The 2019 Alaska Bird Conference was held in Fairbanks 4–8 March 2019, with sponsorship and participation from ABR. We were excited to attend sessions, present talks, and even help lead a workshop on using unmanned aerial systems (UAS, or drones) to study birds.
Rick Johnson presented the results of 25 years of surveys for Spectacled Eiders on the Colville delta, Kuparuk oil field, and the northeastern National Petroleum Reserve-Alaska (NPR-A). In addition to presenting the results of ground and aerial surveys, he discussed variation in incubation behavior, the influence of nest predators, and observations of reactions to disturbance.
Rick also presented Yellow-billed Loon occupancy of breeding territories near new oil development areas. Surveys conducted in 1993 and 1998, prior to construction, provided a baseline of comparison to subsequent surveys conducted during construction through 2008. Results suggest that Yellow-billed Loons continued to occupy territories and raise broods in areas surrounding the Alpine development during and after construction. Subsequent declines in occupancy and productivity from 2008–2018 were associated with increases in ambient temperature and predator activity, especially an increase in the prevalence of red foxes.
Kristen Rozell presented on the factors influencing nest densities and nesting success of Greater White-fronted Geese at a new drill site in the eastern NPR-A. Similar to trends seen in Yellow-billed loons, incubation behavior and productivity are influenced by predator activity. For geese, the biggest trouble-makers were bears.
John Shook presented on the raptor studies conducted for the proposed Susitna-Watana Hydroelectric project. A technique used for moose population surveys was adapted to assess raptor nest sightability and increased the accuracy of nest abundance estimates.
We rounded out our participation in the conference by attending the workshop on using UAS in wildlife research. Many of our staff attended as participants to hear from leaders that included Peter Webley (UAF), David Bird (founder of the Journal of Unmanned Vehicle Systems), Mark Laker (USFWS), and our own Senior Scientist Matt Macander. Matt discussed using UAS to quantify habitat characteristics, a critical step to linking animals to their environment.
As always, the Alaska Bird Conference was an excellent opportunity to catch up with collaborators, and other organizations conducting bird research.
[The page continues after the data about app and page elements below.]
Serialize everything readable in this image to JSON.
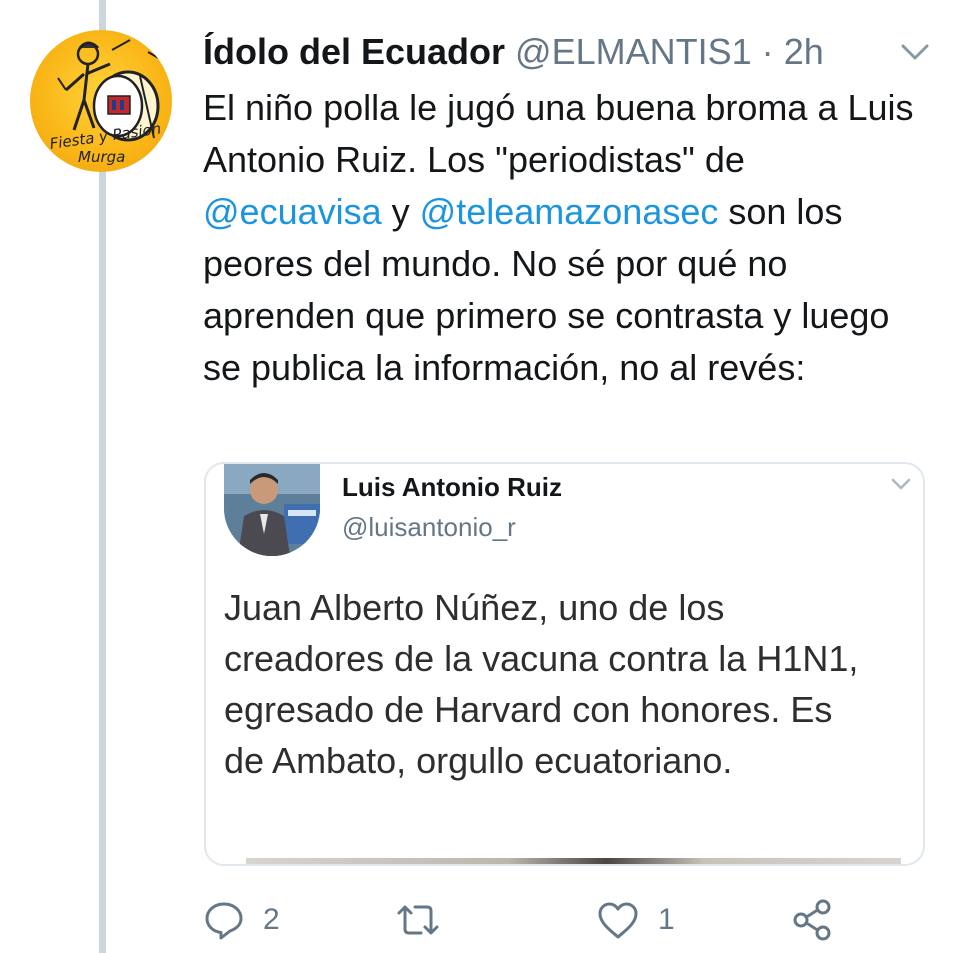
{
  "tweet": {
    "display_name": "Ídolo del Ecuador",
    "handle": "@ELMANTIS1",
    "separator": "·",
    "time": "2h",
    "text_parts": {
      "p1": "El niño polla le jugó una buena broma a Luis Antonio Ruiz. Los \"periodistas\" de ",
      "mention1": "@ecuavisa",
      "p2": " y ",
      "mention2": "@teleamazonasec",
      "p3": " son los peores del mundo. No sé por qué no aprenden que primero se contrasta y luego se publica la información, no al revés:"
    },
    "avatar_text": {
      "line1": "Fiesta y Pasion",
      "line2": "Murga"
    }
  },
  "quote": {
    "display_name": "Luis Antonio Ruiz",
    "handle": "@luisantonio_r",
    "text": "Juan Alberto Núñez, uno de los creadores de la vacuna contra la H1N1, egresado de Harvard con honores. Es de Ambato, orgullo ecuatoriano."
  },
  "actions": {
    "reply_count": "2",
    "retweet_count": "",
    "like_count": "1"
  },
  "colors": {
    "link": "#1b95e0",
    "secondary_text": "#657786",
    "thread_line": "#ccd6dd",
    "avatar_yellow": "#f9b516"
  },
  "icons": [
    "reply-icon",
    "retweet-icon",
    "like-icon",
    "share-icon",
    "chevron-down-icon"
  ]
}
We appreciate the hard work of all of the volunteer organizers of this biannual event. For more information on any of the presentations, please contact ABR Director of Research Adrian Gall (email@example.com).